WHAT IS NEEDED: Exact copy, no pictures: return all the data below as written.

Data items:
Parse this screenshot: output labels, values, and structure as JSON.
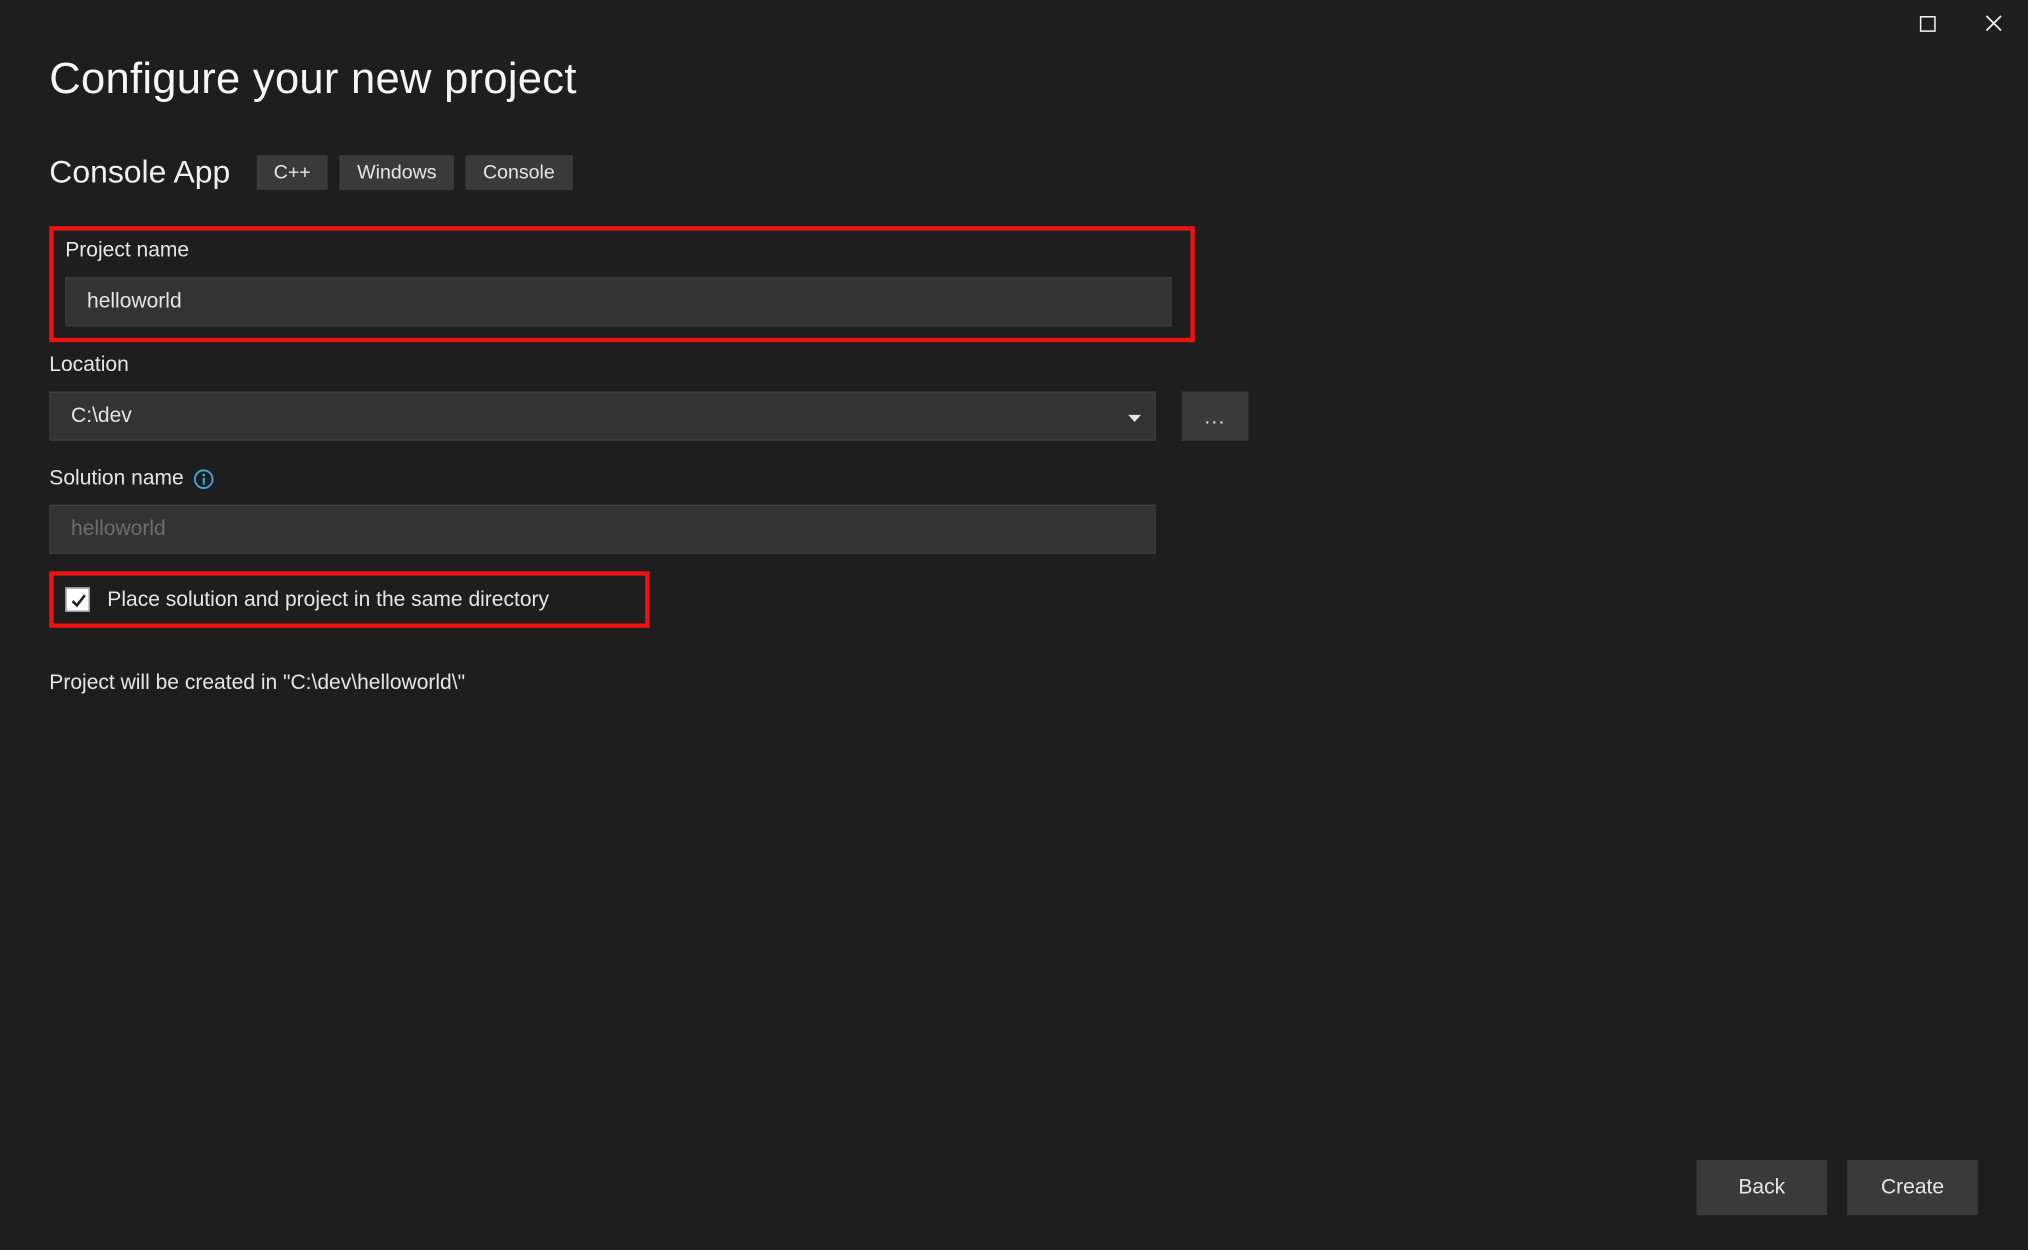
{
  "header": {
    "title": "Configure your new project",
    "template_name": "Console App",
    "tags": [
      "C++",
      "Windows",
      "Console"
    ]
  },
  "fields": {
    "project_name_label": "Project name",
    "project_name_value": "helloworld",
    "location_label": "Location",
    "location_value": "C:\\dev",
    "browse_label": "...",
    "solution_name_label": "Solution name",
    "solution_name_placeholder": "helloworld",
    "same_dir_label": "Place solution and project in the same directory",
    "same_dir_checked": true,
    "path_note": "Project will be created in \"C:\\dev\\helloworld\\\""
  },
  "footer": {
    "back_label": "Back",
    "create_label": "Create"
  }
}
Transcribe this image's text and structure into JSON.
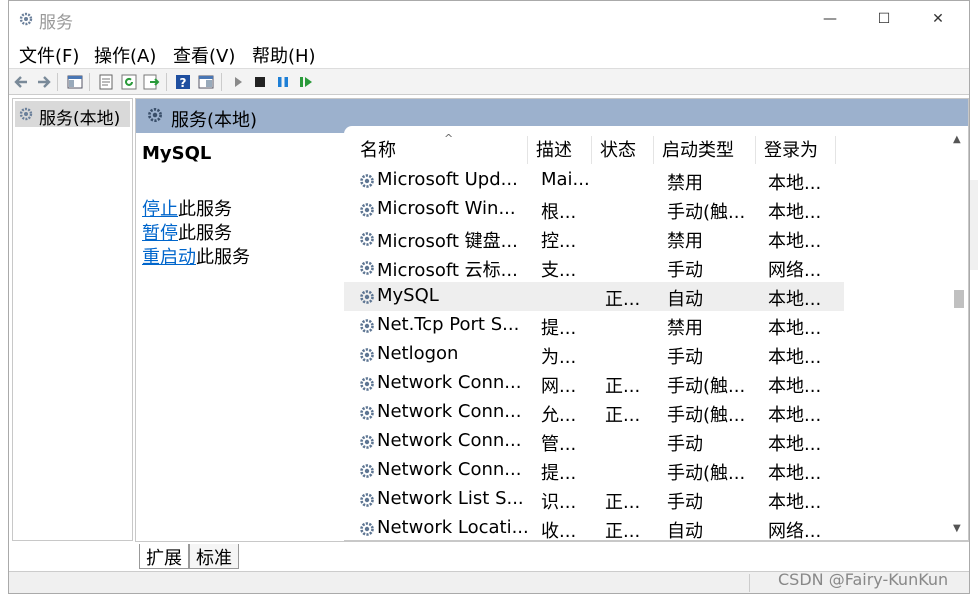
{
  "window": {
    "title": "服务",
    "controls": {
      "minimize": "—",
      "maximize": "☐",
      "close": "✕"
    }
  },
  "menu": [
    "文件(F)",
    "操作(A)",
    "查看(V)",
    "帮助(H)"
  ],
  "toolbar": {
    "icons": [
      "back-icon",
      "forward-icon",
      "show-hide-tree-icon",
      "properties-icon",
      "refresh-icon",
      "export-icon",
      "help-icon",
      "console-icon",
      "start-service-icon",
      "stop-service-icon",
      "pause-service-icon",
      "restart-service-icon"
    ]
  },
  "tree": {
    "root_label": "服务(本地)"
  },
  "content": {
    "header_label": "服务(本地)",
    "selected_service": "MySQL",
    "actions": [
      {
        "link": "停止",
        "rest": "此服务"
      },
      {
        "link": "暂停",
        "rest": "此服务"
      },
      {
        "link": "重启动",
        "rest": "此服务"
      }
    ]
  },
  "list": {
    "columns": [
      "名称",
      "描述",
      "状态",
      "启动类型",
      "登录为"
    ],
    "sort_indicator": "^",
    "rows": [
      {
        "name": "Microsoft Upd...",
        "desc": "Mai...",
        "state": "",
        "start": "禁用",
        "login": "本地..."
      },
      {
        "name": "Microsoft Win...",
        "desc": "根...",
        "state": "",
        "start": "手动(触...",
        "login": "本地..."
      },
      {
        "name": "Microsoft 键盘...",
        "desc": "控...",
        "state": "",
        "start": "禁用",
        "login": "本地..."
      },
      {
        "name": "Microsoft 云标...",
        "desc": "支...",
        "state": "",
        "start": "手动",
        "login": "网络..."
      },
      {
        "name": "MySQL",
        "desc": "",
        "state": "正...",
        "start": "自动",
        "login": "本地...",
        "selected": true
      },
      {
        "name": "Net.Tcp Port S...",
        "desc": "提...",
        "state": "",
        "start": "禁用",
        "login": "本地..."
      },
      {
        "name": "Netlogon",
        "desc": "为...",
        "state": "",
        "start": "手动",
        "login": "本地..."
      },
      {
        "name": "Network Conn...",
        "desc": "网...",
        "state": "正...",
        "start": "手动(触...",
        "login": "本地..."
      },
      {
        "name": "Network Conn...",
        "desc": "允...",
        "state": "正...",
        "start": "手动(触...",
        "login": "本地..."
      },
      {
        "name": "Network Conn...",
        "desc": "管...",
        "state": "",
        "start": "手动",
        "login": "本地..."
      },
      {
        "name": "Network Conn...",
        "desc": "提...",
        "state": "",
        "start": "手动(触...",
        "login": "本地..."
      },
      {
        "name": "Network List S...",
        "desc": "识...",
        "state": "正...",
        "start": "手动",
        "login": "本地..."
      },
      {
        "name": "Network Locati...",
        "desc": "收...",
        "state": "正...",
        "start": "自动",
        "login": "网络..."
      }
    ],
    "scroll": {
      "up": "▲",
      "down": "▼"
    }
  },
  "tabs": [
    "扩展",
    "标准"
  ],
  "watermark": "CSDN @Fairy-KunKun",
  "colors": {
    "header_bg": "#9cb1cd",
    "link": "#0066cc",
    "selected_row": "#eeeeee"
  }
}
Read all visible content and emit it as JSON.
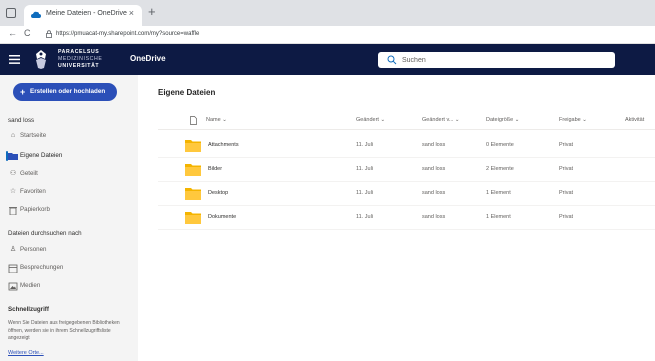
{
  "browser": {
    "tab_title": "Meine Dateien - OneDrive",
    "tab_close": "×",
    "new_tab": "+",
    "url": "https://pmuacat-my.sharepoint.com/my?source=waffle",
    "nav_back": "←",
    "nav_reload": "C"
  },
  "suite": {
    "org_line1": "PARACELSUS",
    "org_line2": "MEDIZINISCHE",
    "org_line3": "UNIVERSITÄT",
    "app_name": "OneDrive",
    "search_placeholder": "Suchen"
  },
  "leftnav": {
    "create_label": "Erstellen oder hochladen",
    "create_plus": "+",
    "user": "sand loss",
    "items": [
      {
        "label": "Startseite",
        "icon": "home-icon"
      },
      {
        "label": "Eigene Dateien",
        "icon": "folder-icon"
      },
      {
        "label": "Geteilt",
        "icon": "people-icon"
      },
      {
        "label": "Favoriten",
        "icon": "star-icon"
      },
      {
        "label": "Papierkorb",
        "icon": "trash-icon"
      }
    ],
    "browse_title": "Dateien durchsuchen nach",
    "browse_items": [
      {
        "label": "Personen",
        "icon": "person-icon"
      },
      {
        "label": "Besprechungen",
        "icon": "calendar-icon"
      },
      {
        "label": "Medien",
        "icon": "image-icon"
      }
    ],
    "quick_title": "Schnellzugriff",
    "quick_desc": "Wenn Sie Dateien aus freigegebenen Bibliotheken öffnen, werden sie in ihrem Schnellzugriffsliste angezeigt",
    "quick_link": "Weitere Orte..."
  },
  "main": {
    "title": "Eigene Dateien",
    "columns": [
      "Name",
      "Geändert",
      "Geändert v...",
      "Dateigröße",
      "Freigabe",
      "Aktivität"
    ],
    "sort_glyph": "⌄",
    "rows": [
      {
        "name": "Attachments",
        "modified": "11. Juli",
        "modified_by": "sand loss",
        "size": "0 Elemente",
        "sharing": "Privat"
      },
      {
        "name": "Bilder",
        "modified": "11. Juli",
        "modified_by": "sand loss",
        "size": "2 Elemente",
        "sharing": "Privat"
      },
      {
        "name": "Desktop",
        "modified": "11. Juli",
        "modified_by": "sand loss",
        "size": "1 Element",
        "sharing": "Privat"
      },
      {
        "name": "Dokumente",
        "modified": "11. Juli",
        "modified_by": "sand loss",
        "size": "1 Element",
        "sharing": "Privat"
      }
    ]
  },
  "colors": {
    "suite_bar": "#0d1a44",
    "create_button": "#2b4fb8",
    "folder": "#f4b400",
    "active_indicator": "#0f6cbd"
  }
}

TASK RESULT:
Parse this screenshot: output labels, values, and structure as JSON.
{
  "header": {
    "title": "Configure your new project",
    "template_name": "Console App",
    "tags": [
      "C++",
      "Windows",
      "Console"
    ]
  },
  "fields": {
    "project_name_label": "Project name",
    "project_name_value": "helloworld",
    "location_label": "Location",
    "location_value": "C:\\dev",
    "browse_label": "...",
    "solution_name_label": "Solution name",
    "solution_name_placeholder": "helloworld",
    "same_dir_label": "Place solution and project in the same directory",
    "same_dir_checked": true,
    "path_note": "Project will be created in \"C:\\dev\\helloworld\\\""
  },
  "footer": {
    "back_label": "Back",
    "create_label": "Create"
  }
}
Transcribe this image's text and structure into JSON.
{
  "window": {
    "title": "服务",
    "controls": {
      "minimize": "—",
      "maximize": "☐",
      "close": "✕"
    }
  },
  "menu": [
    "文件(F)",
    "操作(A)",
    "查看(V)",
    "帮助(H)"
  ],
  "toolbar": {
    "icons": [
      "back-icon",
      "forward-icon",
      "show-hide-tree-icon",
      "properties-icon",
      "refresh-icon",
      "export-icon",
      "help-icon",
      "console-icon",
      "start-service-icon",
      "stop-service-icon",
      "pause-service-icon",
      "restart-service-icon"
    ]
  },
  "tree": {
    "root_label": "服务(本地)"
  },
  "content": {
    "header_label": "服务(本地)",
    "selected_service": "MySQL",
    "actions": [
      {
        "link": "停止",
        "rest": "此服务"
      },
      {
        "link": "暂停",
        "rest": "此服务"
      },
      {
        "link": "重启动",
        "rest": "此服务"
      }
    ]
  },
  "list": {
    "columns": [
      "名称",
      "描述",
      "状态",
      "启动类型",
      "登录为"
    ],
    "sort_indicator": "^",
    "rows": [
      {
        "name": "Microsoft Upd...",
        "desc": "Mai...",
        "state": "",
        "start": "禁用",
        "login": "本地..."
      },
      {
        "name": "Microsoft Win...",
        "desc": "根...",
        "state": "",
        "start": "手动(触...",
        "login": "本地..."
      },
      {
        "name": "Microsoft 键盘...",
        "desc": "控...",
        "state": "",
        "start": "禁用",
        "login": "本地..."
      },
      {
        "name": "Microsoft 云标...",
        "desc": "支...",
        "state": "",
        "start": "手动",
        "login": "网络..."
      },
      {
        "name": "MySQL",
        "desc": "",
        "state": "正...",
        "start": "自动",
        "login": "本地...",
        "selected": true
      },
      {
        "name": "Net.Tcp Port S...",
        "desc": "提...",
        "state": "",
        "start": "禁用",
        "login": "本地..."
      },
      {
        "name": "Netlogon",
        "desc": "为...",
        "state": "",
        "start": "手动",
        "login": "本地..."
      },
      {
        "name": "Network Conn...",
        "desc": "网...",
        "state": "正...",
        "start": "手动(触...",
        "login": "本地..."
      },
      {
        "name": "Network Conn...",
        "desc": "允...",
        "state": "正...",
        "start": "手动(触...",
        "login": "本地..."
      },
      {
        "name": "Network Conn...",
        "desc": "管...",
        "state": "",
        "start": "手动",
        "login": "本地..."
      },
      {
        "name": "Network Conn...",
        "desc": "提...",
        "state": "",
        "start": "手动(触...",
        "login": "本地..."
      },
      {
        "name": "Network List S...",
        "desc": "识...",
        "state": "正...",
        "start": "手动",
        "login": "本地..."
      },
      {
        "name": "Network Locati...",
        "desc": "收...",
        "state": "正...",
        "start": "自动",
        "login": "网络..."
      }
    ],
    "scroll": {
      "up": "▲",
      "down": "▼"
    }
  },
  "tabs": [
    "扩展",
    "标准"
  ],
  "watermark": "CSDN @Fairy-KunKun",
  "colors": {
    "header_bg": "#9cb1cd",
    "link": "#0066cc",
    "selected_row": "#eeeeee"
  }
}
Read all visible content and emit it as JSON.
{
  "browser": {
    "tab_title": "Meine Dateien - OneDrive",
    "tab_close": "×",
    "new_tab": "+",
    "url": "https://pmuacat-my.sharepoint.com/my?source=waffle",
    "nav_back": "←",
    "nav_reload": "C"
  },
  "suite": {
    "org_line1": "PARACELSUS",
    "org_line2": "MEDIZINISCHE",
    "org_line3": "UNIVERSITÄT",
    "app_name": "OneDrive",
    "search_placeholder": "Suchen"
  },
  "leftnav": {
    "create_label": "Erstellen oder hochladen",
    "create_plus": "+",
    "user": "sand loss",
    "items": [
      {
        "label": "Startseite",
        "icon": "home-icon"
      },
      {
        "label": "Eigene Dateien",
        "icon": "folder-icon"
      },
      {
        "label": "Geteilt",
        "icon": "people-icon"
      },
      {
        "label": "Favoriten",
        "icon": "star-icon"
      },
      {
        "label": "Papierkorb",
        "icon": "trash-icon"
      }
    ],
    "browse_title": "Dateien durchsuchen nach",
    "browse_items": [
      {
        "label": "Personen",
        "icon": "person-icon"
      },
      {
        "label": "Besprechungen",
        "icon": "calendar-icon"
      },
      {
        "label": "Medien",
        "icon": "image-icon"
      }
    ],
    "quick_title": "Schnellzugriff",
    "quick_desc": "Wenn Sie Dateien aus freigegebenen Bibliotheken öffnen, werden sie in ihrem Schnellzugriffsliste angezeigt",
    "quick_link": "Weitere Orte..."
  },
  "main": {
    "title": "Eigene Dateien",
    "columns": [
      "Name",
      "Geändert",
      "Geändert v...",
      "Dateigröße",
      "Freigabe",
      "Aktivität"
    ],
    "sort_glyph": "⌄",
    "rows": [
      {
        "name": "Attachments",
        "modified": "11. Juli",
        "modified_by": "sand loss",
        "size": "0 Elemente",
        "sharing": "Privat"
      },
      {
        "name": "Bilder",
        "modified": "11. Juli",
        "modified_by": "sand loss",
        "size": "2 Elemente",
        "sharing": "Privat"
      },
      {
        "name": "Desktop",
        "modified": "11. Juli",
        "modified_by": "sand loss",
        "size": "1 Element",
        "sharing": "Privat"
      },
      {
        "name": "Dokumente",
        "modified": "11. Juli",
        "modified_by": "sand loss",
        "size": "1 Element",
        "sharing": "Privat"
      }
    ]
  },
  "colors": {
    "suite_bar": "#0d1a44",
    "create_button": "#2b4fb8",
    "folder": "#f4b400",
    "active_indicator": "#0f6cbd"
  }
}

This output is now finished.